- Advanced network and storage efficiency through the use of source-based global deduplication and compression, as well as an incremental-forever data protection architecture that minimizes network and storage costs while also enabling WAN optimized backup for cross-region and cross-cloud data protection.
- Application-aware data protection tools for application-consistent backup and granular, file-level recovery of Microsoft SQL Server, SharePoint, and other applications running in any cloud infrastructure.
IT operations teams need to get a grip
Quoting an Ovum report from November 2014 Liran Eshel, CEO and co-founder of CTERA said: “By 2016, nearly 75 percent of all enterprises will have implemented a hybrid cloud computing strategy.” As we are almost at 2016 it is hard to see that figure being achieved with many enterprise customers yet to extend their existing backup and protection mechanisms to the cloud.
One of the reasons for this is that many IT teams know little about the cloud instances taken out by their business units and individual users. They are still struggling to develop their own ways of monitoring and locating cloud instances from both a management and a security perspective. This is likely to be the major focus of most IT operations and IT security teams for 2016.
At the same time, many people purchasing cloud believe that they no longer have to backup data as it is part of the service they are provided with. As we have seen over the last two years when there have been cloud outages, the small print is all important. Most cloud vendors will make best effort to backup and restore cloud instances. However, these are shared backups not individual backups and restoring them is often a lengthy process.
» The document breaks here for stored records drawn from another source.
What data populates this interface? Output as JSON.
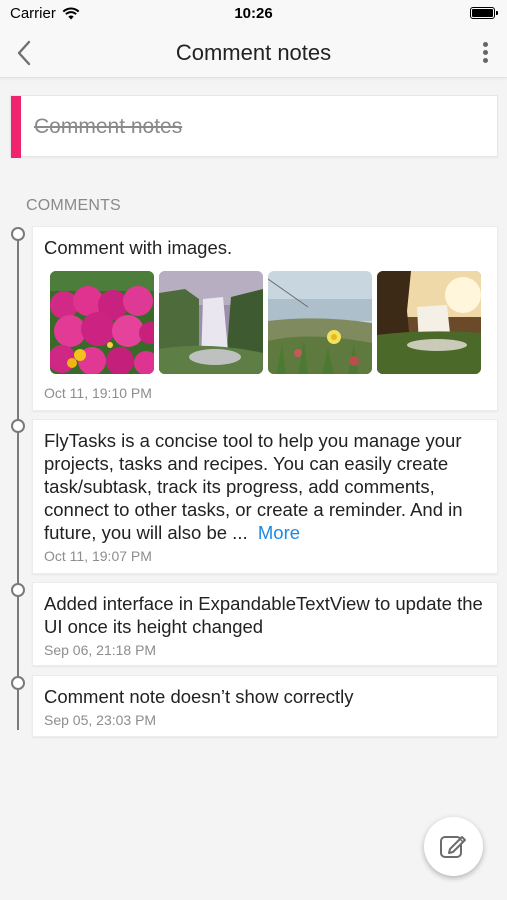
{
  "status_bar": {
    "carrier": "Carrier",
    "time": "10:26"
  },
  "nav": {
    "title": "Comment notes",
    "back_icon": "chevron-left-icon",
    "menu_icon": "more-vertical-icon"
  },
  "note": {
    "title": "Comment notes",
    "accent_color": "#f0246e",
    "completed": true
  },
  "section": {
    "label": "COMMENTS"
  },
  "comments": [
    {
      "text": "Comment with images.",
      "time": "Oct 11, 19:10 PM",
      "images": [
        "flowers-photo",
        "waterfall-photo",
        "seaside-flower-photo",
        "waterfall-sunset-photo"
      ]
    },
    {
      "text": "FlyTasks is a concise tool to help you manage your projects, tasks and recipes.  You can easily create task/subtask, track its progress, add comments, connect to other tasks, or create a reminder. And in future, you will also be ...",
      "more_label": "More",
      "time": "Oct 11, 19:07 PM"
    },
    {
      "text": "Added interface in ExpandableTextView to update the UI once its height changed",
      "time": "Sep 06, 21:18 PM"
    },
    {
      "text": "Comment note doesn’t show correctly",
      "time": "Sep 05, 23:03 PM"
    }
  ],
  "fab": {
    "icon": "edit-note-icon"
  },
  "colors": {
    "accent": "#f0246e",
    "link": "#1e88e5",
    "timeline": "#7a7a7a"
  }
}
It appears that the lessons from almost two decades of hosting websites have still to be properly understood. Most IT departments developed their own robust approaches to backing up data and websites as part of their daily, weekly and monthly backup cycles.
Cloud requires an approach that is just as robust or else companies are going to start losing data. We are now at the point where an increasing amount of new data is created and spends its entire life in the cloud. With no local or controlled backup the loss of that data will have an impact on enterprises and this is a governance issue that must be addressed.
Eshel also commented: “The last 10 years of data protection advancements for virtual environments go out the window when enterprises can no longer manage infrastructure at the hypervisor level. Traditional tools were not designed to natively leverage the advantages of cloud infrastructure and do not adhere to the basic principles of cloud orchestration and automation.
“We are happy to take a leadership position in enabling adoption of hybrid and ‘all-in’ cloud strategies by providing a truly unique, cloud-native and yet cloud-agnostic platform for data-protection as a service delivery.”
The explosion of cloud outside the control of IT departments means that they have to review their governance of data. While the current focus is on discovery of cloud usage and identification of sensitive data stored in the cloud, there has to be urgent attention to including anything discovered in a structured backup programme.
Users might see IT as a blocker to their cloud ambitions but the moment anything is lost they are the first to blame IT rather than accept their own failure. To deal with this companies must educate their users so that when they buy cloud they also look at the backup processes. If they don’t want IT to deal with this they must organise their own data protection or accept that any loss of data is down to their governance failure which could have the potential of creating a more serious incident with a regulator.